**TASK PROMPT:** Look over the lines below. Report each one that includes the string "view".

(App and web page records)
# # # # # # #
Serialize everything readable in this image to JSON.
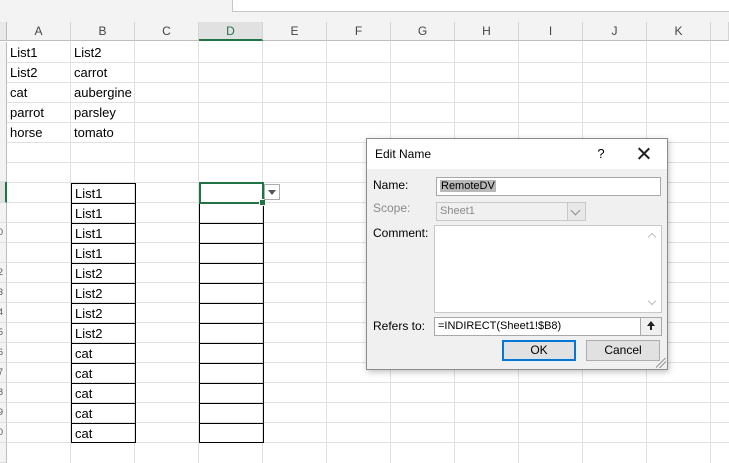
{
  "sheet": {
    "columns": [
      "A",
      "B",
      "C",
      "D",
      "E",
      "F",
      "G",
      "H",
      "I",
      "J",
      "K"
    ],
    "selected_column": "D",
    "rows": [
      {
        "A": "List1",
        "B": "List2"
      },
      {
        "A": "List2",
        "B": "carrot"
      },
      {
        "A": "cat",
        "B": "aubergine"
      },
      {
        "A": "parrot",
        "B": "parsley"
      },
      {
        "A": "horse",
        "B": "tomato"
      }
    ],
    "row_header_fragments": [
      "0",
      "2",
      "3",
      "4",
      "5",
      "6",
      "7",
      "8",
      "9",
      "0"
    ],
    "boxed_list": [
      "List1",
      "List1",
      "List1",
      "List1",
      "List2",
      "List2",
      "List2",
      "List2",
      "cat",
      "cat",
      "cat",
      "cat",
      "cat"
    ]
  },
  "dialog": {
    "title": "Edit Name",
    "help": "?",
    "name_label": "Name:",
    "name_value": "RemoteDV",
    "scope_label": "Scope:",
    "scope_value": "Sheet1",
    "comment_label": "Comment:",
    "comment_value": "",
    "refers_label": "Refers to:",
    "refers_value": "=INDIRECT(Sheet1!$B8)",
    "ok_label": "OK",
    "cancel_label": "Cancel"
  }
}
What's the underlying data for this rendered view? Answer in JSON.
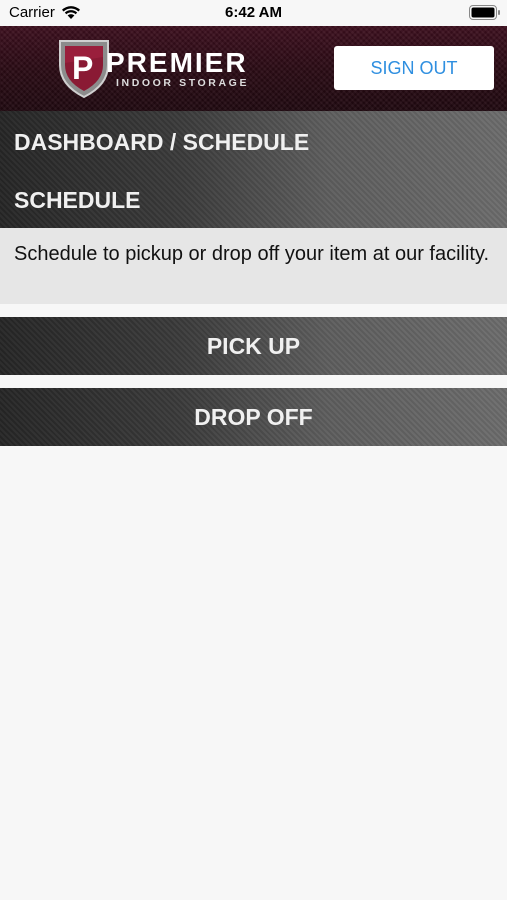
{
  "status_bar": {
    "carrier": "Carrier",
    "time": "6:42 AM"
  },
  "header": {
    "logo_name": "PREMIER",
    "logo_subtitle": "INDOOR STORAGE",
    "sign_out_label": "SIGN OUT",
    "brand_color": "#3d0f1e",
    "link_color": "#2f8fe0"
  },
  "breadcrumb": "DASHBOARD / SCHEDULE",
  "page_title": "SCHEDULE",
  "description": "Schedule to pickup or drop off your item at our facility.",
  "actions": {
    "pickup_label": "PICK UP",
    "dropoff_label": "DROP OFF"
  }
}
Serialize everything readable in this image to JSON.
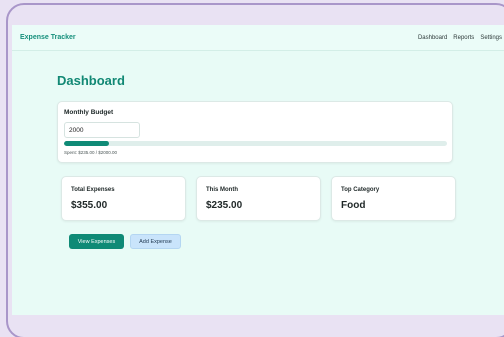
{
  "header": {
    "brand": "Expense Tracker",
    "nav": [
      "Dashboard",
      "Reports",
      "Settings"
    ]
  },
  "main": {
    "title": "Dashboard",
    "budget": {
      "title": "Monthly Budget",
      "input_value": "2000",
      "progress_fraction": 0.1175,
      "spent_text": "Spent: $235.00 / $2000.00"
    },
    "stats": [
      {
        "label": "Total Expenses",
        "value": "$355.00"
      },
      {
        "label": "This Month",
        "value": "$235.00"
      },
      {
        "label": "Top Category",
        "value": "Food"
      }
    ],
    "buttons": {
      "view": "View Expenses",
      "add": "Add Expense"
    }
  },
  "colors": {
    "accent": "#0f8a76",
    "app_background": "#e8fbf6",
    "frame_background": "#e9e2f3",
    "secondary_button": "#c9e4fb"
  }
}
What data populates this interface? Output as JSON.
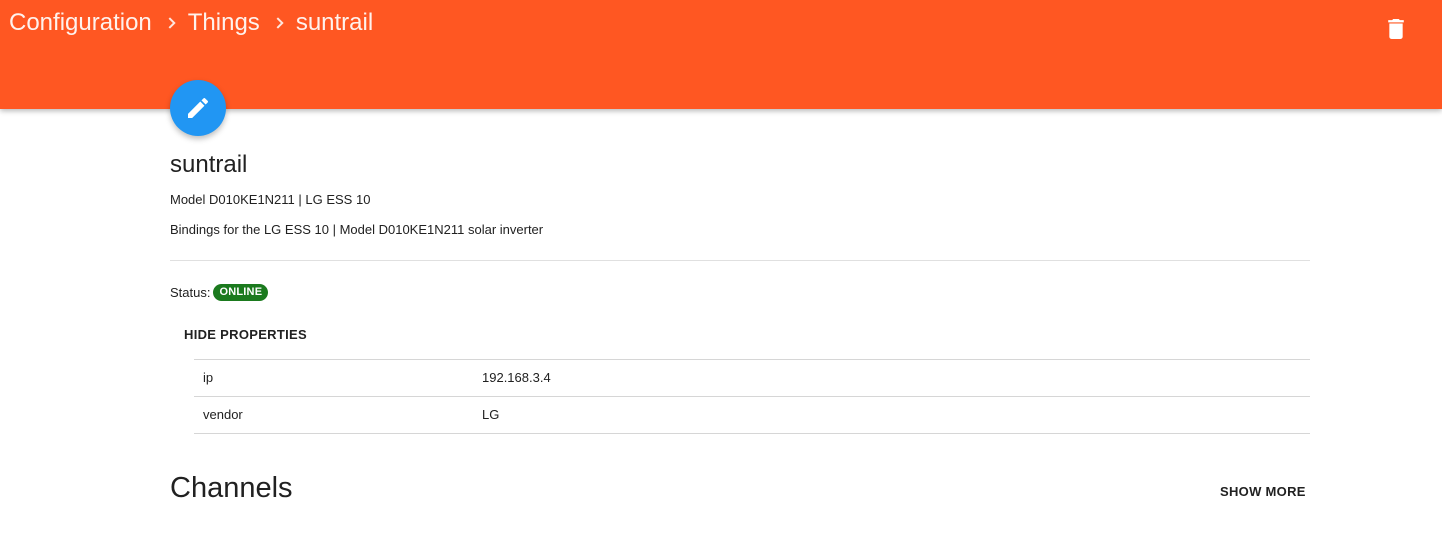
{
  "header": {
    "breadcrumb": [
      "Configuration",
      "Things",
      "suntrail"
    ],
    "delete_icon": "trash-icon",
    "background_color": "#ff5722"
  },
  "fab": {
    "icon": "pencil-icon",
    "color": "#2196f3"
  },
  "thing": {
    "name": "suntrail",
    "model_line": "Model D010KE1N211 | LG ESS 10",
    "description": "Bindings for the LG ESS 10 | Model D010KE1N211 solar inverter",
    "status_label": "Status:",
    "status": "ONLINE",
    "status_color": "#1b7a1e"
  },
  "properties": {
    "toggle_label": "HIDE PROPERTIES",
    "rows": [
      {
        "key": "ip",
        "value": "192.168.3.4"
      },
      {
        "key": "vendor",
        "value": "LG"
      }
    ]
  },
  "channels": {
    "title": "Channels",
    "show_more_label": "SHOW MORE"
  }
}
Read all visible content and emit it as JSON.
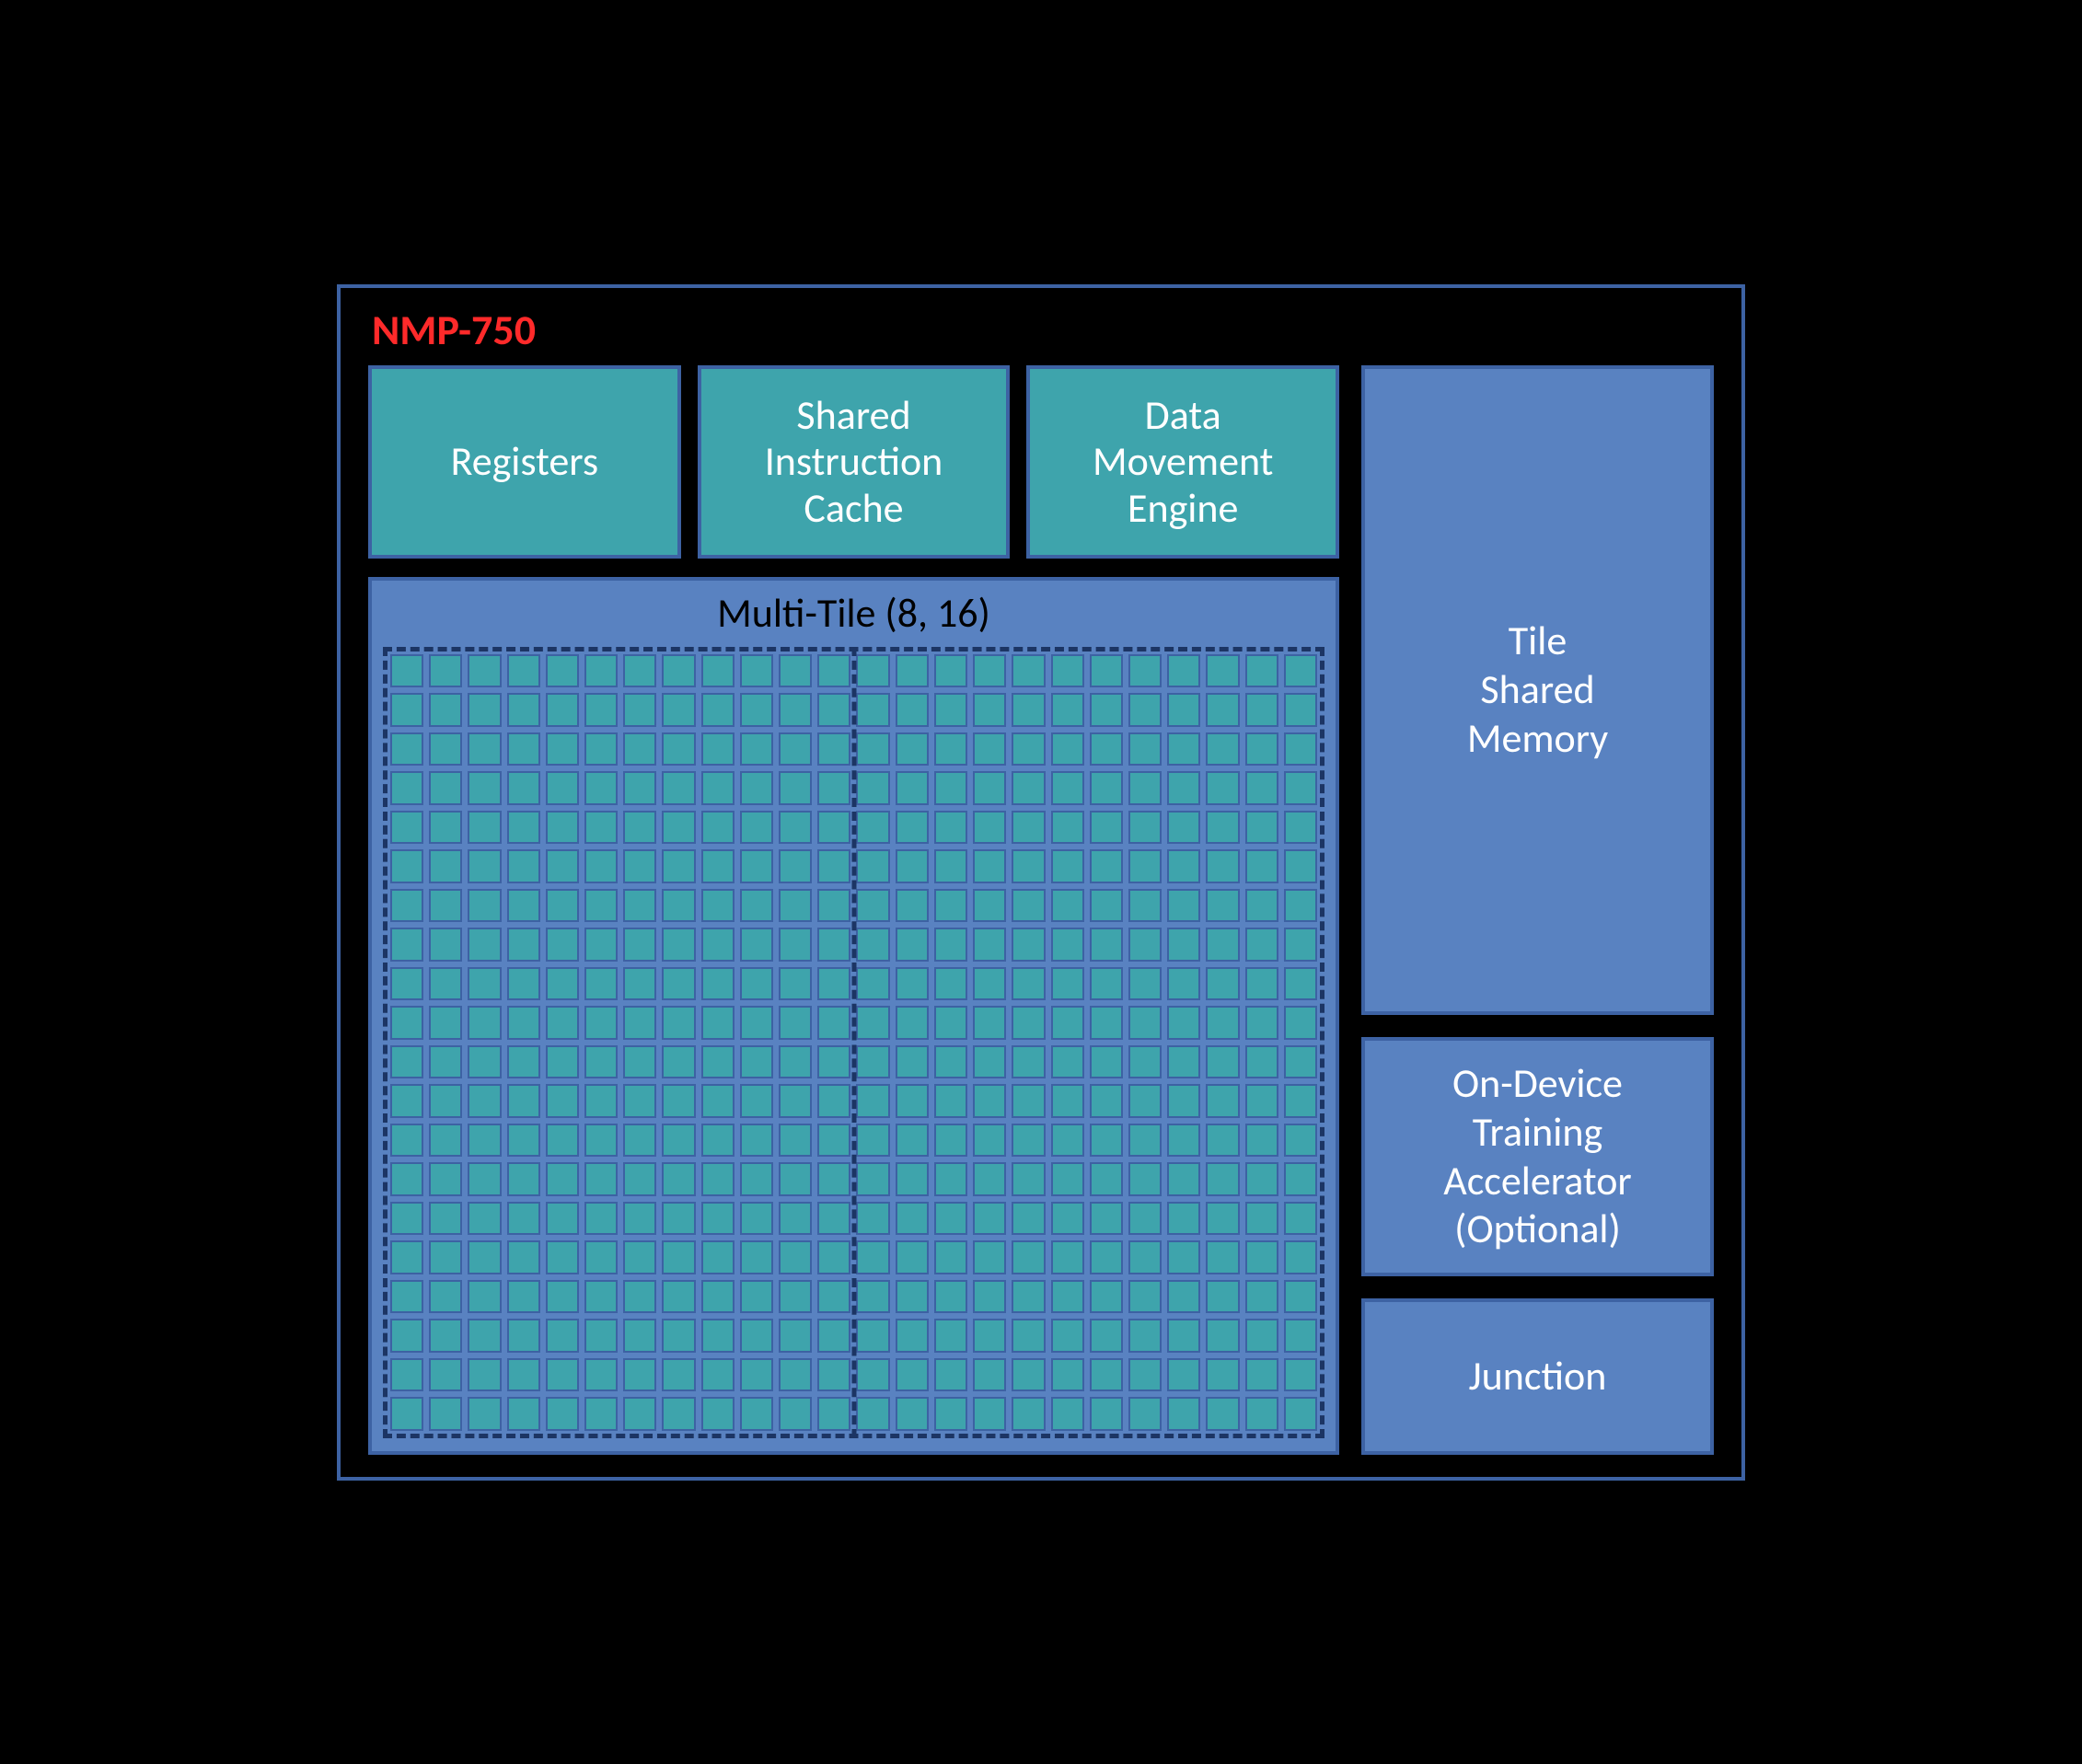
{
  "title": "NMP-750",
  "topBlocks": [
    {
      "key": "registers",
      "label": "Registers"
    },
    {
      "key": "sic",
      "label": "Shared\nInstruction\nCache"
    },
    {
      "key": "dme",
      "label": "Data\nMovement\nEngine"
    }
  ],
  "multiTile": {
    "header": "Multi-Tile (8, 16)",
    "grid": {
      "cols": 24,
      "rows": 20
    }
  },
  "rightBlocks": [
    {
      "key": "tsm",
      "label": "Tile\nShared\nMemory",
      "cls": "tile-shared"
    },
    {
      "key": "odt",
      "label": "On-Device\nTraining\nAccelerator\n(Optional)",
      "cls": "odt"
    },
    {
      "key": "junction",
      "label": "Junction",
      "cls": "junction"
    }
  ]
}
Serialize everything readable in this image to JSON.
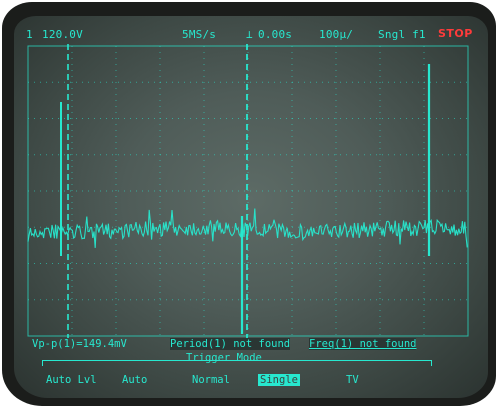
{
  "status_bar": {
    "channel": "1",
    "channel_scale": "120.0V",
    "sample_rate": "5MS/s",
    "time_position": "0.00s",
    "time_per_div": "100µ/",
    "trigger_info": "Sngl f1",
    "run_state": "STOP"
  },
  "measurements": {
    "vpp": "Vp-p(1)=149.4mV",
    "period": "Period(1) not found",
    "freq": "Freq(1) not found"
  },
  "trigger_menu": {
    "title": "Trigger Mode",
    "options": [
      "Auto Lvl",
      "Auto",
      "Normal",
      "Single",
      "TV"
    ],
    "selected": "Single"
  },
  "colors": {
    "trace": "#27e8cf",
    "stop": "#ff3b3b",
    "screen": "#4f5c58"
  }
}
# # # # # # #
**RESPONSE FOR THIS EXERCISE:**
What's the underlying data for this rendered view? Answer in JSON.
      "view": "View Expenses",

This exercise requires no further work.